On the flipside, teams like Carlton, who haven't made the premiership finals for quite a while, have a lot more to gain by playing to win in the pre-season cup (boosting their depleted memberships for example).
But, you then get a situation in which Carlton fans may come away thinking that they have a competitive team for the premiership, when in fact the main reason that the pre-season cup grand final includes Carlton is that the stronger teams aren't actually trying to win the pre-season cup.

Basically, the pre-season cup is simply a chance to attach media coverage and revenue-raising to otherwise profitless pre-season practice matches.
musosianmusosian on March 5th, 2005 10:38 pm (UTC)
It was still nice to be able to go and see a game on Friday, and maybe again this Friday, even if there are some strange moves being made.
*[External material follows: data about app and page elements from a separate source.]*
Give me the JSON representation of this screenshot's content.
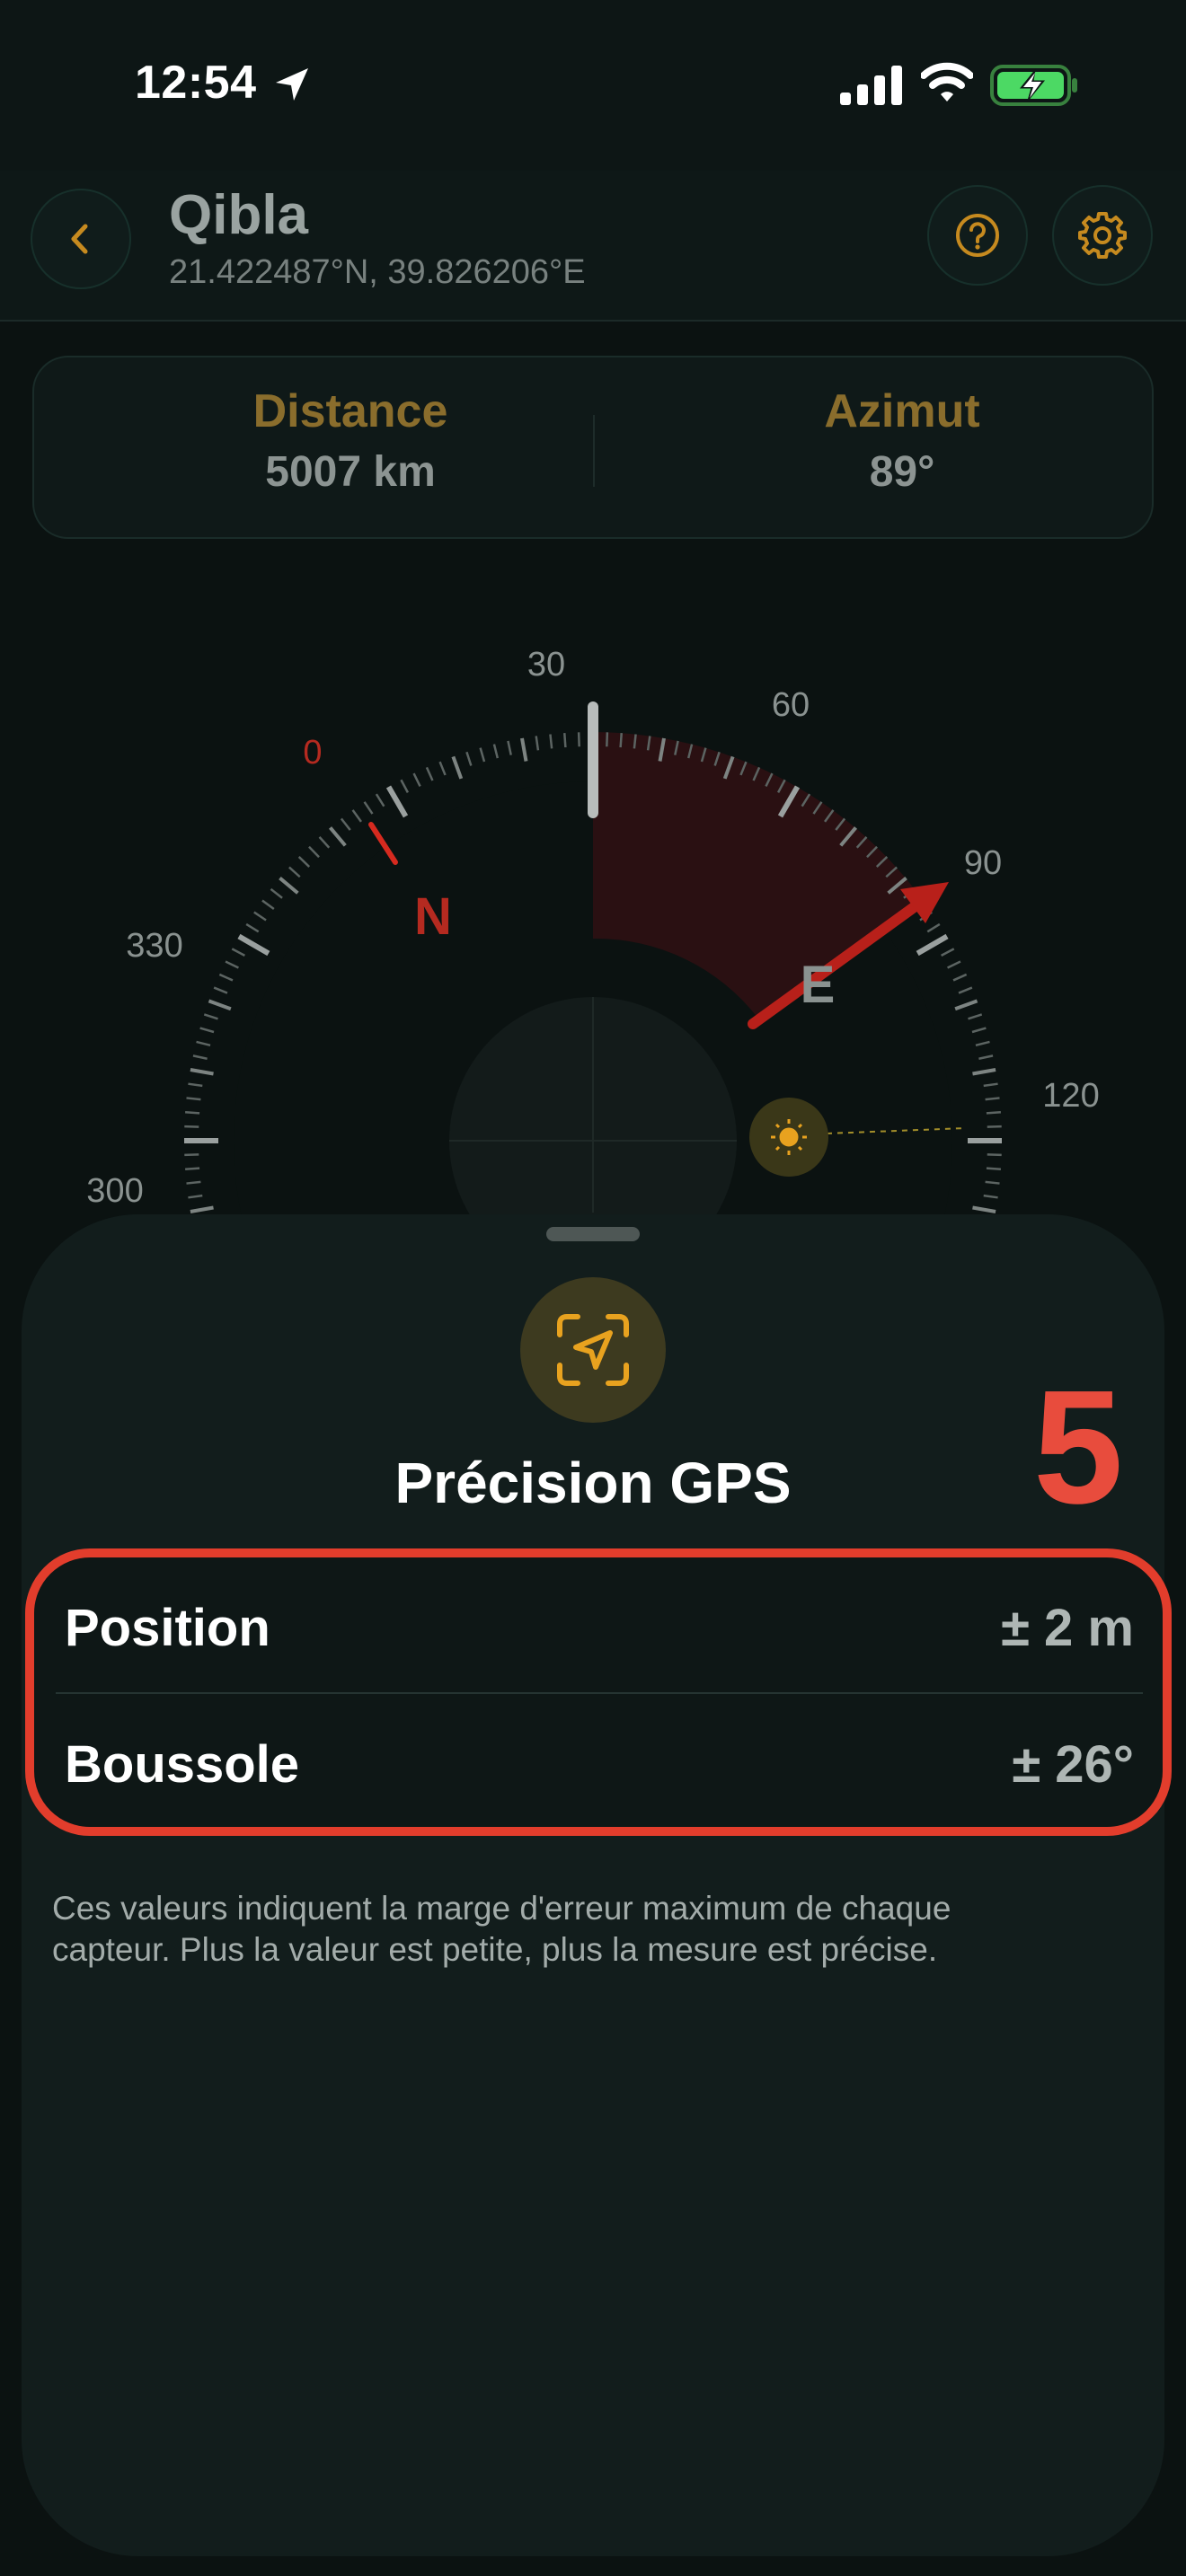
{
  "status_bar": {
    "time": "12:54",
    "icons": [
      "location-arrow-icon",
      "cellular-signal-icon",
      "wifi-icon",
      "battery-charging-icon"
    ]
  },
  "header": {
    "title": "Qibla",
    "coordinates": "21.422487°N, 39.826206°E",
    "icons": [
      "chevron-left-icon",
      "question-circle-icon",
      "gear-icon"
    ]
  },
  "info": {
    "distance_label": "Distance",
    "distance_value": "5007 km",
    "azimuth_label": "Azimut",
    "azimuth_value": "89°"
  },
  "compass": {
    "tick_labels": [
      "0",
      "30",
      "60",
      "90",
      "120",
      "300",
      "330"
    ],
    "cardinals": [
      "N",
      "E"
    ],
    "qibla_azimuth_deg": 89,
    "heading_deg": 30,
    "colors": {
      "accent": "#e8a21f",
      "danger": "#d62a1f",
      "qibla_sector": "#2a1012"
    }
  },
  "sheet": {
    "icon": "location-focus-icon",
    "title": "Précision GPS",
    "step_number": "5",
    "rows": [
      {
        "label": "Position",
        "value": "± 2 m"
      },
      {
        "label": "Boussole",
        "value": "± 26°"
      }
    ],
    "note": "Ces valeurs indiquent la marge d'erreur maximum de chaque capteur. Plus la valeur est petite, plus la mesure est précise.",
    "highlight_color": "#e23d2c"
  }
}
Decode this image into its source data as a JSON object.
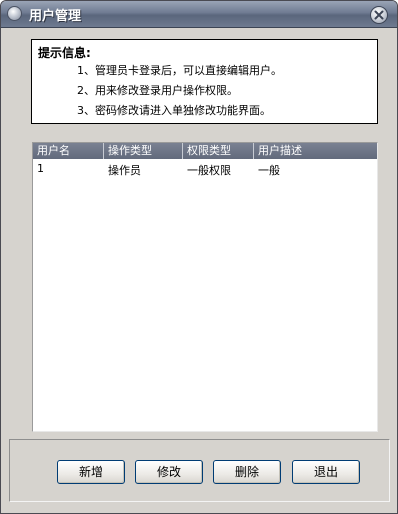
{
  "window": {
    "title": "用户管理",
    "close_icon": "close-icon"
  },
  "info": {
    "title": "提示信息:",
    "lines": [
      "1、管理员卡登录后，可以直接编辑用户。",
      "2、用来修改登录用户操作权限。",
      "3、密码修改请进入单独修改功能界面。"
    ]
  },
  "table": {
    "columns": [
      "用户名",
      "操作类型",
      "权限类型",
      "用户描述"
    ],
    "rows": [
      [
        "1",
        "操作员",
        "一般权限",
        "一般"
      ]
    ]
  },
  "buttons": {
    "add": "新增",
    "edit": "修改",
    "delete": "删除",
    "exit": "退出"
  },
  "colors": {
    "titlebar": "#6f7b92",
    "window_bg": "#d6d3ce",
    "table_header": "#6e7588",
    "button_border": "#003c74"
  }
}
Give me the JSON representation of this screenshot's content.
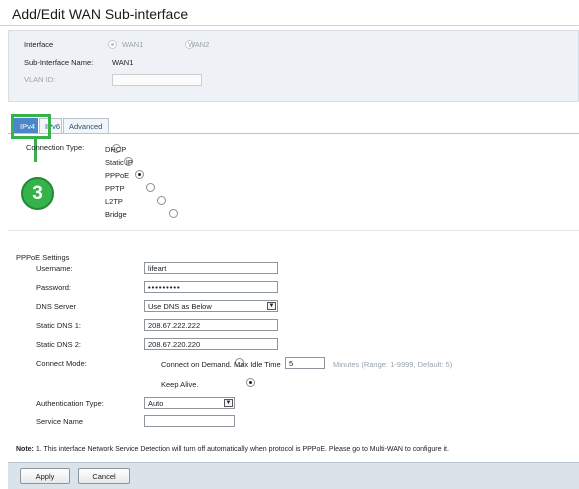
{
  "title": "Add/Edit WAN Sub-interface",
  "interface_panel": {
    "interface_label": "Interface",
    "options": [
      {
        "label": "WAN1",
        "selected": true
      },
      {
        "label": "WAN2",
        "selected": false
      }
    ],
    "sub_interface_label": "Sub-Interface Name:",
    "sub_interface_value": "WAN1",
    "vlan_label": "VLAN ID:",
    "vlan_value": ""
  },
  "tabs": [
    {
      "label": "IPv4",
      "active": true
    },
    {
      "label": "IPv6",
      "active": false
    },
    {
      "label": "Advanced",
      "active": false
    }
  ],
  "callout_number": "3",
  "connection_type": {
    "label": "Connection Type:",
    "options": [
      {
        "label": "DHCP",
        "selected": false
      },
      {
        "label": "Static IP",
        "selected": false
      },
      {
        "label": "PPPoE",
        "selected": true
      },
      {
        "label": "PPTP",
        "selected": false
      },
      {
        "label": "L2TP",
        "selected": false
      },
      {
        "label": "Bridge",
        "selected": false
      }
    ]
  },
  "pppoe": {
    "section_title": "PPPoE Settings",
    "username_label": "Username:",
    "username_value": "lifeart",
    "password_label": "Password:",
    "password_value": "•••••••••",
    "dns_server_label": "DNS Server",
    "dns_server_value": "Use DNS as Below",
    "static_dns1_label": "Static DNS 1:",
    "static_dns1_value": "208.67.222.222",
    "static_dns2_label": "Static DNS 2:",
    "static_dns2_value": "208.67.220.220",
    "connect_mode_label": "Connect Mode:",
    "connect_on_demand_label": "Connect on Demand. Max Idle Time",
    "max_idle_time_value": "5",
    "idle_hint": "Minutes (Range: 1-9999, Default: 5)",
    "keep_alive_label": "Keep Alive.",
    "connect_mode_selected": "keep_alive",
    "auth_type_label": "Authentication Type:",
    "auth_type_value": "Auto",
    "service_name_label": "Service Name",
    "service_name_value": ""
  },
  "note_bold": "Note:",
  "note_text": " 1. This interface Network Service Detection will turn off automatically when protocol is PPPoE. Please go to Multi-WAN to configure it.",
  "buttons": {
    "apply": "Apply",
    "cancel": "Cancel"
  },
  "colors": {
    "accent_green": "#35b34a",
    "tab_active": "#4a86c8"
  }
}
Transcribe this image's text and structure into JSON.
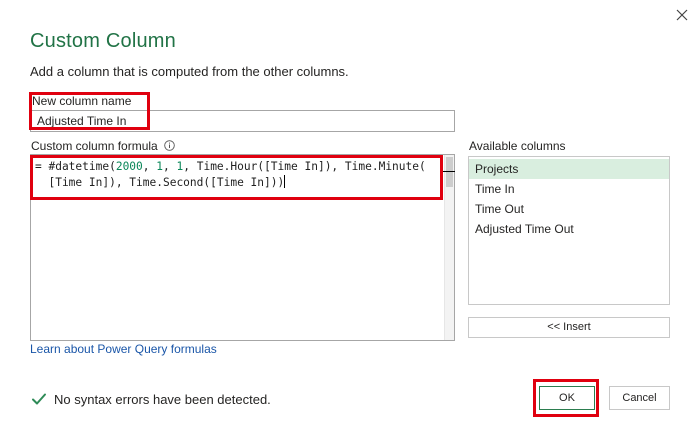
{
  "dialog": {
    "title": "Custom Column",
    "subtitle": "Add a column that is computed from the other columns.",
    "close_icon": "close-icon"
  },
  "new_column": {
    "label": "New column name",
    "value": "Adjusted Time In"
  },
  "formula": {
    "label": "Custom column formula",
    "info_icon": "info-icon",
    "line1_prefix": "= #datetime(",
    "line1_n1": "2000",
    "line1_sep1": ", ",
    "line1_n2": "1",
    "line1_sep2": ", ",
    "line1_n3": "1",
    "line1_rest": ", Time.Hour([Time In]), Time.Minute(",
    "line2": "  [Time In]), Time.Second([Time In]))"
  },
  "available_columns": {
    "label": "Available columns",
    "items": [
      "Projects",
      "Time In",
      "Time Out",
      "Adjusted Time Out"
    ],
    "selected": "Projects",
    "insert_label": "<< Insert"
  },
  "learn_link": "Learn about Power Query formulas",
  "status": {
    "icon": "checkmark-icon",
    "text": "No syntax errors have been detected."
  },
  "buttons": {
    "ok": "OK",
    "cancel": "Cancel"
  },
  "colors": {
    "accent": "#217346",
    "highlight": "#e0000f",
    "selected_row": "#d9eedf",
    "link": "#1a56a8"
  }
}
Regardless of whether it's your best side or not, if there are supposedly good players out there making clangers, it's not terribly reassuring. Like our new champion/expensive tradee, Brad Ottens, missing a set shot from 20m, a slight angle from 40, and another goal-chance out on the full. No one deliberately misses the goals. Quite a worry...
Jacobyak_boy on March 5th, 2005 10:45 pm (UTC)
It was still nice to be able to go and see a game on Friday

But, that's my point about practice matches.
If they were playing informal practice matches it would be either free or a lot cheaper to go and see it.

Regardless of whether it's your best side or not, if there are supposedly good players out there making clangers, it's not terribly reassuring.

Everyone has a bad day now and then, and it's much more likely if you're not "playing for keeps" so to speak.
musosianmusosian on March 5th, 2005 11:34 pm (UTC)
I'm quite surprised that they charge $14 for an adult to go and see a practice match after the teams are no longer in the running - I did expect these would be free. Luckily my membership arrived in time, so I do get in free. And you're right about people trying harder when it counts (although James Kelly, thank goodness, looked as good as ever, I was kinda worried he'd injure himself again he was throwing himself around so much).

Chrisfireburner on March 6th, 2005 06:19 am (UTC)
Ottens will come good
musosianmusosian on March 6th, 2005 07:01 am (UTC)
Ottens will come good or be lynched.